KEENE — The Free State activist and former mayoral candidate who legally changed his name to Nobody now has his eyes on a bigger job.
Nobody, formerly Rich Paul, told radio personality Mike Hsu that he intends to run against Gov. Chris Sununu in the New Hampshire gubernatorial primary.
“The system is rigged, so that only Democrats and Republicans have a chance,” Nobody said. “I’m doing my best to co-opt their party and subvert it.”
A Sununu representative declined to comment on Nobody’s candidacy.
Nobody ran an unsuccessful campaign for mayor in Keene, coming in a distant third in the Oct. 9 primary and getting knocked out of the race in the process. Nobody managed to garner 47 votes in the race, while candidates George Hansel and Mitchell Greenwald each got more than 1,100 votes. Hansel and Greenwald will square off in the November general election, while Nobody sets his sights on Concord.
“The voters spoke clearly and they said they’d prefer I’d be governor,” he said.
Nobody told Hsu that he became a libertarian activist following the death of his wife, and he moved to Keene to become part of the Free State Project. Free Staters are libertarian activists who are trying to change the political landscape in New Hampshire.
Nobody told Hsu that if elected he will pardon everyone in the state ever convicted on a drug crime, and for any crime related to prostitution and gambling.

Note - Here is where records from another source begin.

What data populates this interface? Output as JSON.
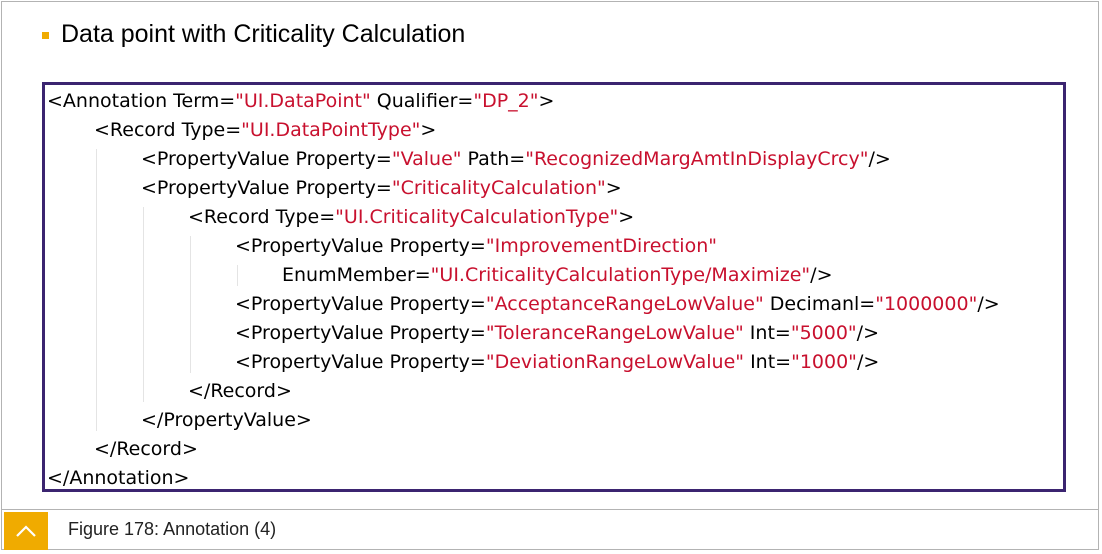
{
  "heading": "Data point with Criticality Calculation",
  "code": {
    "lines": [
      {
        "indent": 0,
        "parts": [
          {
            "t": "<Annotation Term=",
            "s": false
          },
          {
            "t": "\"UI.DataPoint\"",
            "s": true
          },
          {
            "t": " Qualifier=",
            "s": false
          },
          {
            "t": "\"DP_2\"",
            "s": true
          },
          {
            "t": ">",
            "s": false
          }
        ]
      },
      {
        "indent": 1,
        "parts": [
          {
            "t": "<Record Type=",
            "s": false
          },
          {
            "t": "\"UI.DataPointType\"",
            "s": true
          },
          {
            "t": ">",
            "s": false
          }
        ]
      },
      {
        "indent": 2,
        "parts": [
          {
            "t": "<PropertyValue Property=",
            "s": false
          },
          {
            "t": "\"Value\"",
            "s": true
          },
          {
            "t": " Path=",
            "s": false
          },
          {
            "t": "\"RecognizedMargAmtInDisplayCrcy\"",
            "s": true
          },
          {
            "t": "/>",
            "s": false
          }
        ]
      },
      {
        "indent": 2,
        "parts": [
          {
            "t": "<PropertyValue Property=",
            "s": false
          },
          {
            "t": "\"CriticalityCalculation\"",
            "s": true
          },
          {
            "t": ">",
            "s": false
          }
        ]
      },
      {
        "indent": 3,
        "parts": [
          {
            "t": "<Record Type=",
            "s": false
          },
          {
            "t": "\"UI.CriticalityCalculationType\"",
            "s": true
          },
          {
            "t": ">",
            "s": false
          }
        ]
      },
      {
        "indent": 4,
        "parts": [
          {
            "t": "<PropertyValue Property=",
            "s": false
          },
          {
            "t": "\"ImprovementDirection\"",
            "s": true
          }
        ]
      },
      {
        "indent": 5,
        "parts": [
          {
            "t": "EnumMember=",
            "s": false
          },
          {
            "t": "\"UI.CriticalityCalculationType/Maximize\"",
            "s": true
          },
          {
            "t": "/>",
            "s": false
          }
        ]
      },
      {
        "indent": 4,
        "parts": [
          {
            "t": "<PropertyValue Property=",
            "s": false
          },
          {
            "t": "\"AcceptanceRangeLowValue\"",
            "s": true
          },
          {
            "t": " Decimanl=",
            "s": false
          },
          {
            "t": "\"1000000\"",
            "s": true
          },
          {
            "t": "/>",
            "s": false
          }
        ]
      },
      {
        "indent": 4,
        "parts": [
          {
            "t": "<PropertyValue Property=",
            "s": false
          },
          {
            "t": "\"ToleranceRangeLowValue\"",
            "s": true
          },
          {
            "t": " Int=",
            "s": false
          },
          {
            "t": "\"5000\"",
            "s": true
          },
          {
            "t": "/>",
            "s": false
          }
        ]
      },
      {
        "indent": 4,
        "parts": [
          {
            "t": "<PropertyValue Property=",
            "s": false
          },
          {
            "t": "\"DeviationRangeLowValue\"",
            "s": true
          },
          {
            "t": " Int=",
            "s": false
          },
          {
            "t": "\"1000\"",
            "s": true
          },
          {
            "t": "/>",
            "s": false
          }
        ]
      },
      {
        "indent": 3,
        "parts": [
          {
            "t": "</Record>",
            "s": false
          }
        ]
      },
      {
        "indent": 2,
        "parts": [
          {
            "t": "</PropertyValue>",
            "s": false
          }
        ]
      },
      {
        "indent": 1,
        "parts": [
          {
            "t": "</Record>",
            "s": false
          }
        ]
      },
      {
        "indent": 0,
        "parts": [
          {
            "t": "</Annotation>",
            "s": false
          }
        ]
      }
    ]
  },
  "footer": {
    "caption": "Figure 178: Annotation (4)",
    "icon": "caret-up-icon"
  },
  "colors": {
    "accent": "#f0ab00",
    "code_border": "#3b2470",
    "string": "#c8102e"
  }
}
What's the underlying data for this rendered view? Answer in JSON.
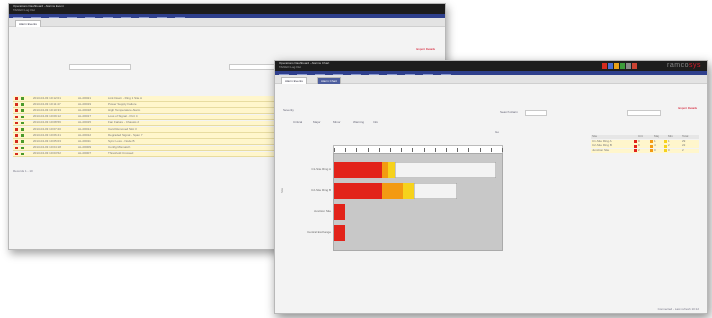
{
  "brand": {
    "left": "ramco",
    "right": "sys"
  },
  "back_window": {
    "title": "Operations Dashboard - Alarms Event",
    "subtitle": "TANGO Log Out",
    "tab": "Alarm Events",
    "link_right": "Export Details",
    "rows": [
      {
        "time": "2013-04-03 10:12:01",
        "code": "AL-00021",
        "desc": "Link Down - Ring 1 Site A"
      },
      {
        "time": "2013-04-03 10:11:47",
        "code": "AL-00019",
        "desc": "Power Supply Failure"
      },
      {
        "time": "2013-04-03 10:10:33",
        "code": "AL-00018",
        "desc": "High Temperature Alarm"
      },
      {
        "time": "2013-04-03 10:09:12",
        "code": "AL-00017",
        "desc": "Loss of Signal - Port 4"
      },
      {
        "time": "2013-04-03 10:08:56",
        "code": "AL-00015",
        "desc": "Fan Failure - Chassis 2"
      },
      {
        "time": "2013-04-03 10:07:20",
        "code": "AL-00014",
        "desc": "Card Removed Slot 3"
      },
      {
        "time": "2013-04-03 10:06:41",
        "code": "AL-00012",
        "desc": "Degraded Signal - Span 7"
      },
      {
        "time": "2013-04-03 10:05:03",
        "code": "AL-00011",
        "desc": "Sync Loss - Node B"
      },
      {
        "time": "2013-04-03 10:04:18",
        "code": "AL-00009",
        "desc": "Config Mismatch"
      },
      {
        "time": "2013-04-03 10:03:52",
        "code": "AL-00007",
        "desc": "Threshold Crossed"
      }
    ],
    "pager": "Records 1 - 10"
  },
  "front_window": {
    "title": "Operations Dashboard - Alarms Chart",
    "subtitle": "TANGO Log Out",
    "tabs": [
      "Alarm Events",
      "Alarm Chart"
    ],
    "link_right": "Export Details",
    "filter_label": "Severity",
    "toggles": [
      "Critical",
      "Major",
      "Minor",
      "Warning",
      "Info"
    ],
    "search_label": "Search Alarm",
    "button": "Go",
    "status": "Connected - Last refresh 10:12"
  },
  "chart_data": {
    "type": "bar",
    "orientation": "horizontal",
    "stacked": true,
    "title": "Alarm Count",
    "ylabel": "Site",
    "categories": [
      "C1-Site Ring A",
      "C2-Site Ring B",
      "Junction Site",
      "Central Exchange"
    ],
    "xlim": [
      0,
      30
    ],
    "series": [
      {
        "name": "Critical",
        "color": "#e2231a",
        "values": [
          8.5,
          8.5,
          2.0,
          2.0
        ]
      },
      {
        "name": "Major",
        "color": "#f39a12",
        "values": [
          1.2,
          3.8,
          0,
          0
        ]
      },
      {
        "name": "Minor",
        "color": "#f6d21c",
        "values": [
          1.2,
          2.0,
          0,
          0
        ]
      },
      {
        "name": "Cleared",
        "color": "#f3f3f3",
        "values": [
          18.1,
          7.7,
          0,
          0
        ]
      }
    ]
  },
  "mini_table": {
    "headers": [
      "Site",
      "Crit",
      "Maj",
      "Min",
      "Total"
    ],
    "rows": [
      {
        "site": "C1-Site Ring A",
        "crit": "9",
        "maj": "1",
        "min": "1",
        "total": "29"
      },
      {
        "site": "C2-Site Ring B",
        "crit": "9",
        "maj": "4",
        "min": "2",
        "total": "22"
      },
      {
        "site": "Junction Site",
        "crit": "2",
        "maj": "0",
        "min": "0",
        "total": "2"
      }
    ]
  }
}
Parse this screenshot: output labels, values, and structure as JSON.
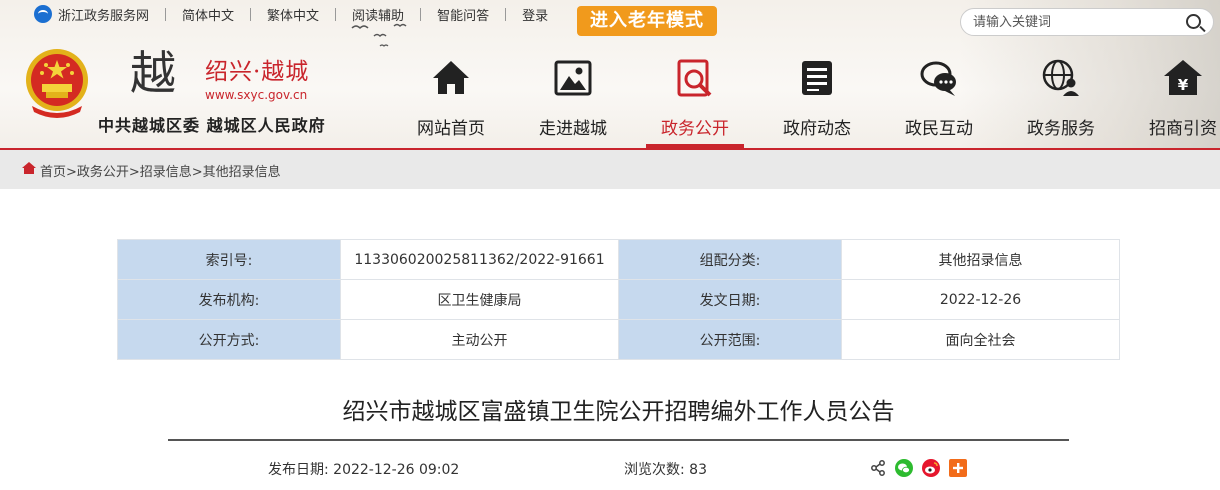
{
  "topbar": {
    "portal": "浙江政务服务网",
    "links": [
      "简体中文",
      "繁体中文",
      "阅读辅助",
      "智能问答",
      "登录"
    ],
    "elder_mode": "进入老年模式"
  },
  "search": {
    "placeholder": "请输入关键词"
  },
  "brand": {
    "calligraphy": "越",
    "site_name": "绍兴·越城",
    "url": "www.sxyc.gov.cn",
    "gov_name": "中共越城区委 越城区人民政府"
  },
  "nav": [
    {
      "label": "网站首页",
      "icon": "home-icon"
    },
    {
      "label": "走进越城",
      "icon": "picture-icon"
    },
    {
      "label": "政务公开",
      "icon": "search-doc-icon",
      "active": true
    },
    {
      "label": "政府动态",
      "icon": "news-icon"
    },
    {
      "label": "政民互动",
      "icon": "chat-icon"
    },
    {
      "label": "政务服务",
      "icon": "globe-user-icon"
    },
    {
      "label": "招商引资",
      "icon": "yuan-house-icon"
    }
  ],
  "breadcrumb": "首页>政务公开>招录信息>其他招录信息",
  "meta": {
    "rows": [
      [
        "索引号:",
        "113306020025811362/2022-91661",
        "组配分类:",
        "其他招录信息"
      ],
      [
        "发布机构:",
        "区卫生健康局",
        "发文日期:",
        "2022-12-26"
      ],
      [
        "公开方式:",
        "主动公开",
        "公开范围:",
        "面向全社会"
      ]
    ]
  },
  "article": {
    "title": "绍兴市越城区富盛镇卫生院公开招聘编外工作人员公告",
    "publish_label": "发布日期:",
    "publish_date": "2022-12-26 09:02",
    "views_label": "浏览次数:",
    "views": "83"
  },
  "colors": {
    "accent": "#c9252c",
    "elder": "#f19a1c",
    "meta_key_bg": "#c6d9ee"
  }
}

“A lot of people that Congress turned into criminals ... I’m going to turn them back into full citizens,” he said.
He also intends to order all New Hampshire National Guard members and New Hampshire state troopers to resist any gun confiscation laws that might come from Washington. Nobody said the freedom to bear arms is vital to a free society.
“If the ballot box fails and the soap box fails, all we’ve got left is the cartridge box,” he said.
Nobody himself spent more than a year in prison after he was convicted of selling marijuana to an undercover informant working with the FBI. He claims his conviction stems from an FBI plot to infiltrate the Free State movement.